◆ What you need to do: The answer must be a single number: the count of lines in these records that hold "Parking".

◆ Data records:
^^^^

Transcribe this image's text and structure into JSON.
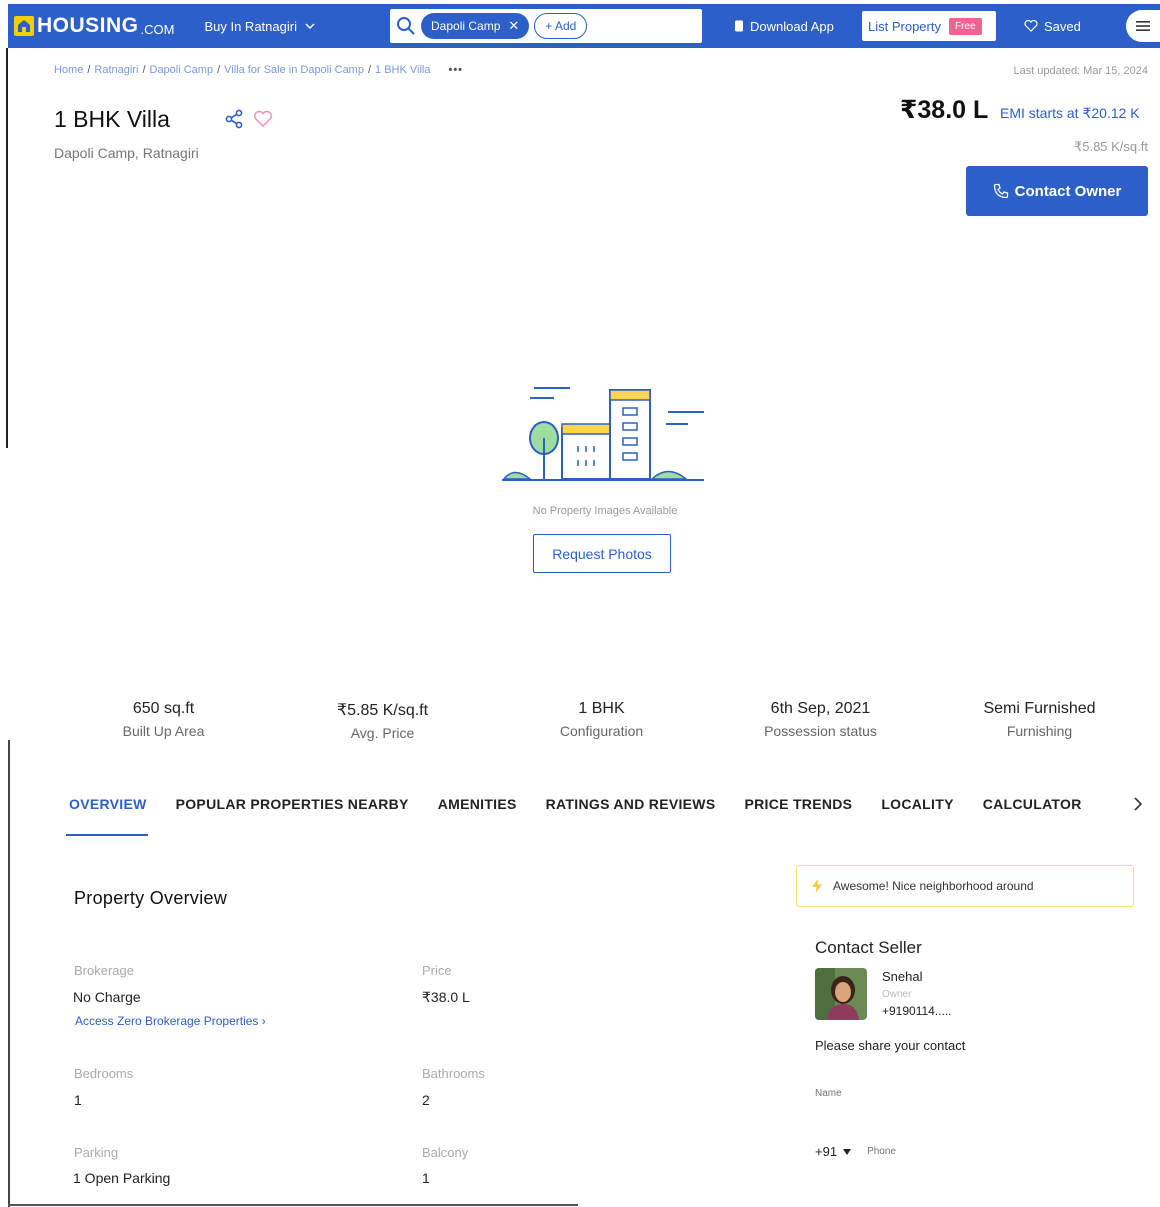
{
  "header": {
    "logo_text": "HOUSING",
    "logo_sub": ".COM",
    "city": "Buy In Ratnagiri",
    "search_chip": "Dapoli Camp",
    "search_chip_close": "✕",
    "add_chip": "+ Add",
    "download_app": "Download App",
    "list_property": "List Property",
    "free_badge": "Free",
    "saved": "Saved",
    "brand_color": "#2d5fc9"
  },
  "breadcrumb": {
    "items": [
      "Home",
      "Ratnagiri",
      "Dapoli Camp",
      "Villa for Sale in Dapoli Camp",
      "1 BHK Villa"
    ],
    "separator": "/",
    "more": "•••",
    "last_updated": "Last updated: Mar 15, 2024"
  },
  "property": {
    "title": "1 BHK Villa",
    "location": "Dapoli Camp, Ratnagiri",
    "price": "₹38.0 L",
    "emi": "EMI starts at ₹20.12 K",
    "price_per_sqft": "₹5.85 K/sq.ft",
    "contact_button": "Contact Owner"
  },
  "placeholder": {
    "no_images": "No Property Images Available",
    "request_photos": "Request Photos"
  },
  "stats": [
    {
      "value": "650 sq.ft",
      "label": "Built Up Area"
    },
    {
      "value": "₹5.85 K/sq.ft",
      "label": "Avg. Price"
    },
    {
      "value": "1 BHK",
      "label": "Configuration"
    },
    {
      "value": "6th Sep, 2021",
      "label": "Possession status"
    },
    {
      "value": "Semi Furnished",
      "label": "Furnishing"
    }
  ],
  "tabs": [
    "OVERVIEW",
    "POPULAR PROPERTIES NEARBY",
    "AMENITIES",
    "RATINGS AND REVIEWS",
    "PRICE TRENDS",
    "LOCALITY",
    "CALCULATOR"
  ],
  "overview": {
    "title": "Property Overview",
    "brokerage_label": "Brokerage",
    "brokerage_value": "No Charge",
    "brokerage_link": "Access Zero Brokerage Properties ›",
    "price_label": "Price",
    "price_value": "₹38.0 L",
    "bedrooms_label": "Bedrooms",
    "bedrooms_value": "1",
    "bathrooms_label": "Bathrooms",
    "bathrooms_value": "2",
    "parking_label": "Parking",
    "parking_value": "1 Open Parking",
    "balcony_label": "Balcony",
    "balcony_value": "1"
  },
  "seller": {
    "neighborhood_note": "Awesome! Nice neighborhood around",
    "title": "Contact Seller",
    "name": "Snehal",
    "role": "Owner",
    "phone": "+9190114.....",
    "share_contact": "Please share your contact",
    "name_placeholder": "Name",
    "country_code": "+91",
    "phone_placeholder": "Phone"
  }
}
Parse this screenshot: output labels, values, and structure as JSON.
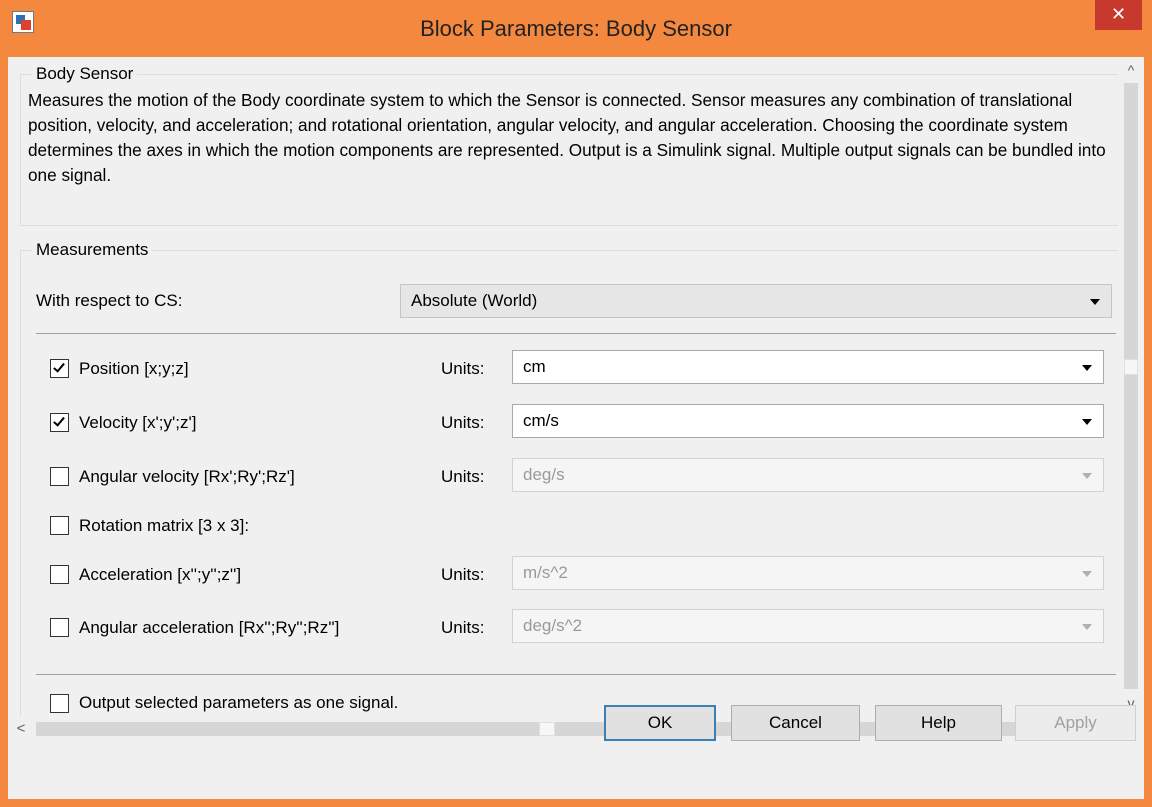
{
  "window": {
    "title": "Block Parameters: Body Sensor",
    "close_glyph": "✕",
    "app_icon": "simulink-block-icon"
  },
  "header": {
    "group_title": "Body Sensor",
    "description": "Measures the motion of the Body coordinate system to which the Sensor is connected. Sensor measures any combination of translational position, velocity, and acceleration; and rotational orientation, angular velocity, and angular acceleration. Choosing the coordinate system determines the axes in which the motion components are represented. Output is a Simulink signal. Multiple output signals can be bundled into one signal."
  },
  "measurements": {
    "group_title": "Measurements",
    "cs_label": "With respect to CS:",
    "cs_value": "Absolute (World)",
    "units_label": "Units:",
    "rows": [
      {
        "label": "Position [x;y;z]",
        "checked": true,
        "units": "cm",
        "enabled": true
      },
      {
        "label": "Velocity [x';y';z']",
        "checked": true,
        "units": "cm/s",
        "enabled": true
      },
      {
        "label": "Angular velocity [Rx';Ry';Rz']",
        "checked": false,
        "units": "deg/s",
        "enabled": false
      },
      {
        "label": "Rotation matrix [3 x 3]:",
        "checked": false
      },
      {
        "label": "Acceleration [x'';y'';z'']",
        "checked": false,
        "units": "m/s^2",
        "enabled": false
      },
      {
        "label": "Angular acceleration [Rx'';Ry'';Rz'']",
        "checked": false,
        "units": "deg/s^2",
        "enabled": false
      }
    ],
    "output_one_signal": {
      "label": "Output selected parameters as one signal.",
      "checked": false
    }
  },
  "scrollbars": {
    "up": "^",
    "down": "v",
    "left": "<",
    "right": ">"
  },
  "buttons": {
    "ok": "OK",
    "cancel": "Cancel",
    "help": "Help",
    "apply": "Apply"
  }
}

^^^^

◆ Output for this exercise: 2